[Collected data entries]
========================================================================

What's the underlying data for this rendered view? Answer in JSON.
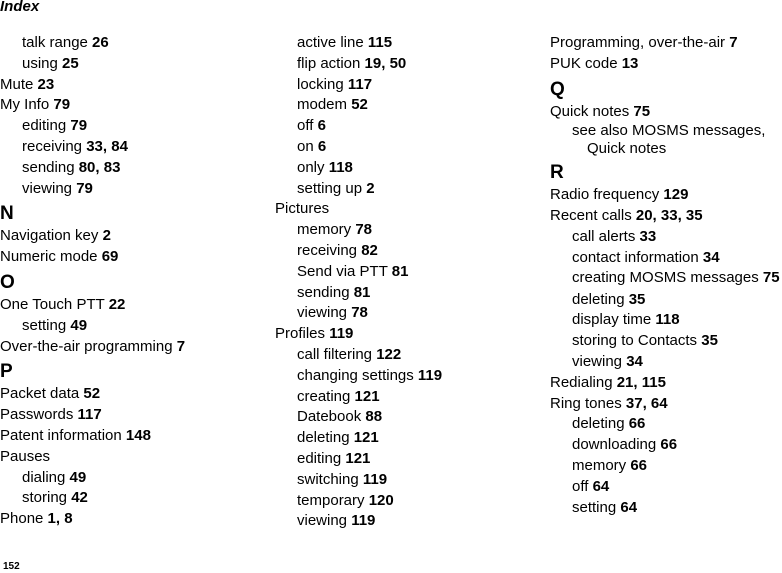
{
  "header": {
    "title": "Index"
  },
  "footer": {
    "page_number": "152"
  },
  "columns": [
    {
      "items": [
        {
          "type": "sub",
          "text": "talk range",
          "pages": "26"
        },
        {
          "type": "sub",
          "text": "using",
          "pages": "25"
        },
        {
          "type": "main",
          "text": "Mute",
          "pages": "23"
        },
        {
          "type": "main",
          "text": "My Info",
          "pages": "79"
        },
        {
          "type": "sub",
          "text": "editing",
          "pages": "79"
        },
        {
          "type": "sub",
          "text": "receiving",
          "pages": "33, 84"
        },
        {
          "type": "sub",
          "text": "sending",
          "pages": "80, 83"
        },
        {
          "type": "sub",
          "text": "viewing",
          "pages": "79"
        },
        {
          "type": "letter",
          "text": "N"
        },
        {
          "type": "main",
          "text": "Navigation key",
          "pages": "2"
        },
        {
          "type": "main",
          "text": "Numeric mode",
          "pages": "69"
        },
        {
          "type": "letter",
          "text": "O"
        },
        {
          "type": "main",
          "text": "One Touch PTT",
          "pages": "22"
        },
        {
          "type": "sub",
          "text": "setting",
          "pages": "49"
        },
        {
          "type": "main",
          "text": "Over-the-air programming",
          "pages": "7"
        },
        {
          "type": "letter",
          "text": "P"
        },
        {
          "type": "main",
          "text": "Packet data",
          "pages": "52"
        },
        {
          "type": "main",
          "text": "Passwords",
          "pages": "117"
        },
        {
          "type": "main",
          "text": "Patent information",
          "pages": "148"
        },
        {
          "type": "main",
          "text": "Pauses",
          "pages": ""
        },
        {
          "type": "sub",
          "text": "dialing",
          "pages": "49"
        },
        {
          "type": "sub",
          "text": "storing",
          "pages": "42"
        },
        {
          "type": "main",
          "text": "Phone",
          "pages": "1, 8"
        }
      ]
    },
    {
      "items": [
        {
          "type": "sub",
          "text": "active line",
          "pages": "115"
        },
        {
          "type": "sub",
          "text": "flip action",
          "pages": "19, 50"
        },
        {
          "type": "sub",
          "text": "locking",
          "pages": "117"
        },
        {
          "type": "sub",
          "text": "modem",
          "pages": "52"
        },
        {
          "type": "sub",
          "text": "off",
          "pages": "6"
        },
        {
          "type": "sub",
          "text": "on",
          "pages": "6"
        },
        {
          "type": "sub",
          "text": "only",
          "pages": "118"
        },
        {
          "type": "sub",
          "text": "setting up",
          "pages": "2"
        },
        {
          "type": "main",
          "text": "Pictures",
          "pages": ""
        },
        {
          "type": "sub",
          "text": "memory",
          "pages": "78"
        },
        {
          "type": "sub",
          "text": "receiving",
          "pages": "82"
        },
        {
          "type": "sub",
          "text": "Send via PTT",
          "pages": "81"
        },
        {
          "type": "sub",
          "text": "sending",
          "pages": "81"
        },
        {
          "type": "sub",
          "text": "viewing",
          "pages": "78"
        },
        {
          "type": "main",
          "text": "Profiles",
          "pages": "119"
        },
        {
          "type": "sub",
          "text": "call filtering",
          "pages": "122"
        },
        {
          "type": "sub",
          "text": "changing settings",
          "pages": "119"
        },
        {
          "type": "sub",
          "text": "creating",
          "pages": "121"
        },
        {
          "type": "sub",
          "text": "Datebook",
          "pages": "88"
        },
        {
          "type": "sub",
          "text": "deleting",
          "pages": "121"
        },
        {
          "type": "sub",
          "text": "editing",
          "pages": "121"
        },
        {
          "type": "sub",
          "text": "switching",
          "pages": "119"
        },
        {
          "type": "sub",
          "text": "temporary",
          "pages": "120"
        },
        {
          "type": "sub",
          "text": "viewing",
          "pages": "119"
        }
      ]
    },
    {
      "items": [
        {
          "type": "main",
          "text": "Programming, over-the-air",
          "pages": "7"
        },
        {
          "type": "main",
          "text": "PUK code",
          "pages": "13"
        },
        {
          "type": "letter",
          "text": "Q"
        },
        {
          "type": "main",
          "text": "Quick notes",
          "pages": "75"
        },
        {
          "type": "wrap",
          "text": "see also MOSMS messages, Quick notes",
          "pages": ""
        },
        {
          "type": "letter",
          "text": "R"
        },
        {
          "type": "main",
          "text": "Radio frequency",
          "pages": "129"
        },
        {
          "type": "main",
          "text": "Recent calls",
          "pages": "20, 33, 35"
        },
        {
          "type": "sub",
          "text": "call alerts",
          "pages": "33"
        },
        {
          "type": "sub",
          "text": "contact information",
          "pages": "34"
        },
        {
          "type": "wrap",
          "text": "creating MOSMS messages",
          "pages": "75"
        },
        {
          "type": "sub",
          "text": "deleting",
          "pages": "35"
        },
        {
          "type": "sub",
          "text": "display time",
          "pages": "118"
        },
        {
          "type": "sub",
          "text": "storing to Contacts",
          "pages": "35"
        },
        {
          "type": "sub",
          "text": "viewing",
          "pages": "34"
        },
        {
          "type": "main",
          "text": "Redialing",
          "pages": "21, 115"
        },
        {
          "type": "main",
          "text": "Ring tones",
          "pages": "37, 64"
        },
        {
          "type": "sub",
          "text": "deleting",
          "pages": "66"
        },
        {
          "type": "sub",
          "text": "downloading",
          "pages": "66"
        },
        {
          "type": "sub",
          "text": "memory",
          "pages": "66"
        },
        {
          "type": "sub",
          "text": "off",
          "pages": "64"
        },
        {
          "type": "sub",
          "text": "setting",
          "pages": "64"
        }
      ]
    }
  ]
}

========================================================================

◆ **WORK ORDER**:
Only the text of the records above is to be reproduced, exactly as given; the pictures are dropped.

◆ **RESULT OF THE EXERCISE**:
What's the underlying data for this rendered view? Answer in JSON.
{
  "header": {
    "title": "Index"
  },
  "footer": {
    "page_number": "152"
  },
  "columns": [
    {
      "items": [
        {
          "type": "sub",
          "text": "talk range",
          "pages": "26"
        },
        {
          "type": "sub",
          "text": "using",
          "pages": "25"
        },
        {
          "type": "main",
          "text": "Mute",
          "pages": "23"
        },
        {
          "type": "main",
          "text": "My Info",
          "pages": "79"
        },
        {
          "type": "sub",
          "text": "editing",
          "pages": "79"
        },
        {
          "type": "sub",
          "text": "receiving",
          "pages": "33, 84"
        },
        {
          "type": "sub",
          "text": "sending",
          "pages": "80, 83"
        },
        {
          "type": "sub",
          "text": "viewing",
          "pages": "79"
        },
        {
          "type": "letter",
          "text": "N"
        },
        {
          "type": "main",
          "text": "Navigation key",
          "pages": "2"
        },
        {
          "type": "main",
          "text": "Numeric mode",
          "pages": "69"
        },
        {
          "type": "letter",
          "text": "O"
        },
        {
          "type": "main",
          "text": "One Touch PTT",
          "pages": "22"
        },
        {
          "type": "sub",
          "text": "setting",
          "pages": "49"
        },
        {
          "type": "main",
          "text": "Over-the-air programming",
          "pages": "7"
        },
        {
          "type": "letter",
          "text": "P"
        },
        {
          "type": "main",
          "text": "Packet data",
          "pages": "52"
        },
        {
          "type": "main",
          "text": "Passwords",
          "pages": "117"
        },
        {
          "type": "main",
          "text": "Patent information",
          "pages": "148"
        },
        {
          "type": "main",
          "text": "Pauses",
          "pages": ""
        },
        {
          "type": "sub",
          "text": "dialing",
          "pages": "49"
        },
        {
          "type": "sub",
          "text": "storing",
          "pages": "42"
        },
        {
          "type": "main",
          "text": "Phone",
          "pages": "1, 8"
        }
      ]
    },
    {
      "items": [
        {
          "type": "sub",
          "text": "active line",
          "pages": "115"
        },
        {
          "type": "sub",
          "text": "flip action",
          "pages": "19, 50"
        },
        {
          "type": "sub",
          "text": "locking",
          "pages": "117"
        },
        {
          "type": "sub",
          "text": "modem",
          "pages": "52"
        },
        {
          "type": "sub",
          "text": "off",
          "pages": "6"
        },
        {
          "type": "sub",
          "text": "on",
          "pages": "6"
        },
        {
          "type": "sub",
          "text": "only",
          "pages": "118"
        },
        {
          "type": "sub",
          "text": "setting up",
          "pages": "2"
        },
        {
          "type": "main",
          "text": "Pictures",
          "pages": ""
        },
        {
          "type": "sub",
          "text": "memory",
          "pages": "78"
        },
        {
          "type": "sub",
          "text": "receiving",
          "pages": "82"
        },
        {
          "type": "sub",
          "text": "Send via PTT",
          "pages": "81"
        },
        {
          "type": "sub",
          "text": "sending",
          "pages": "81"
        },
        {
          "type": "sub",
          "text": "viewing",
          "pages": "78"
        },
        {
          "type": "main",
          "text": "Profiles",
          "pages": "119"
        },
        {
          "type": "sub",
          "text": "call filtering",
          "pages": "122"
        },
        {
          "type": "sub",
          "text": "changing settings",
          "pages": "119"
        },
        {
          "type": "sub",
          "text": "creating",
          "pages": "121"
        },
        {
          "type": "sub",
          "text": "Datebook",
          "pages": "88"
        },
        {
          "type": "sub",
          "text": "deleting",
          "pages": "121"
        },
        {
          "type": "sub",
          "text": "editing",
          "pages": "121"
        },
        {
          "type": "sub",
          "text": "switching",
          "pages": "119"
        },
        {
          "type": "sub",
          "text": "temporary",
          "pages": "120"
        },
        {
          "type": "sub",
          "text": "viewing",
          "pages": "119"
        }
      ]
    },
    {
      "items": [
        {
          "type": "main",
          "text": "Programming, over-the-air",
          "pages": "7"
        },
        {
          "type": "main",
          "text": "PUK code",
          "pages": "13"
        },
        {
          "type": "letter",
          "text": "Q"
        },
        {
          "type": "main",
          "text": "Quick notes",
          "pages": "75"
        },
        {
          "type": "wrap",
          "text": "see also MOSMS messages, Quick notes",
          "pages": ""
        },
        {
          "type": "letter",
          "text": "R"
        },
        {
          "type": "main",
          "text": "Radio frequency",
          "pages": "129"
        },
        {
          "type": "main",
          "text": "Recent calls",
          "pages": "20, 33, 35"
        },
        {
          "type": "sub",
          "text": "call alerts",
          "pages": "33"
        },
        {
          "type": "sub",
          "text": "contact information",
          "pages": "34"
        },
        {
          "type": "wrap",
          "text": "creating MOSMS messages",
          "pages": "75"
        },
        {
          "type": "sub",
          "text": "deleting",
          "pages": "35"
        },
        {
          "type": "sub",
          "text": "display time",
          "pages": "118"
        },
        {
          "type": "sub",
          "text": "storing to Contacts",
          "pages": "35"
        },
        {
          "type": "sub",
          "text": "viewing",
          "pages": "34"
        },
        {
          "type": "main",
          "text": "Redialing",
          "pages": "21, 115"
        },
        {
          "type": "main",
          "text": "Ring tones",
          "pages": "37, 64"
        },
        {
          "type": "sub",
          "text": "deleting",
          "pages": "66"
        },
        {
          "type": "sub",
          "text": "downloading",
          "pages": "66"
        },
        {
          "type": "sub",
          "text": "memory",
          "pages": "66"
        },
        {
          "type": "sub",
          "text": "off",
          "pages": "64"
        },
        {
          "type": "sub",
          "text": "setting",
          "pages": "64"
        }
      ]
    }
  ]
}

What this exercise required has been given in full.